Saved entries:
BEGIN

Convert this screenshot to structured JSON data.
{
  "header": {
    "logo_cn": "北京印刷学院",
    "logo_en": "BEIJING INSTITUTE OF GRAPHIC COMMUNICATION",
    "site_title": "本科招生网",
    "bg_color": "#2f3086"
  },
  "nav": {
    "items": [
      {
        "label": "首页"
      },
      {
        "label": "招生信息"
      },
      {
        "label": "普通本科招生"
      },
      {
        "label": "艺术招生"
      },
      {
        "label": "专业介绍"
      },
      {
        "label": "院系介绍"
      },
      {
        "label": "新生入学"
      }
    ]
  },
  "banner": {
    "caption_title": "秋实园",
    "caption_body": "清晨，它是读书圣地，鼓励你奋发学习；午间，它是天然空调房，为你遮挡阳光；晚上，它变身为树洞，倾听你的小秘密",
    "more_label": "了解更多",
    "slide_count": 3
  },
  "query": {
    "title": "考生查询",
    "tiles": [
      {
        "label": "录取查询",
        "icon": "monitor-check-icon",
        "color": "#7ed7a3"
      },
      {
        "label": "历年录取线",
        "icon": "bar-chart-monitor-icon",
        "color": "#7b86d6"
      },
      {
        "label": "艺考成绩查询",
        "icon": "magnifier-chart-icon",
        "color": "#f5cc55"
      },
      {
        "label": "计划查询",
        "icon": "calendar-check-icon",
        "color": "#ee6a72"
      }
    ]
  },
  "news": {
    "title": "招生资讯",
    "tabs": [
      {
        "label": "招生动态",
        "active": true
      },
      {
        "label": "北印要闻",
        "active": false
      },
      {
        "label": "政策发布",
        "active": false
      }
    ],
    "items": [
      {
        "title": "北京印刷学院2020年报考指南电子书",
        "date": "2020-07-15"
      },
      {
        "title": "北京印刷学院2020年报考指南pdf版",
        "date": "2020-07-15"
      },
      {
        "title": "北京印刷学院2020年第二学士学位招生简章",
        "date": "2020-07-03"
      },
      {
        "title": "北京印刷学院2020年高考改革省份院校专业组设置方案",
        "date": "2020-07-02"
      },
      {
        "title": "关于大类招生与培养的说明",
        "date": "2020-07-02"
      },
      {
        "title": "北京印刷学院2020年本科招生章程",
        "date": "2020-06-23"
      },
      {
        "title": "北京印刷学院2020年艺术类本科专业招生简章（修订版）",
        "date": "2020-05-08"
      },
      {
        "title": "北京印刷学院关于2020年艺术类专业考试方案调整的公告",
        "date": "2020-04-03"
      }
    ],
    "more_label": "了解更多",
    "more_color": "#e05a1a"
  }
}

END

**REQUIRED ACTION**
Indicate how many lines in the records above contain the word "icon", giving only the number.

**TASK OUTPUT**
4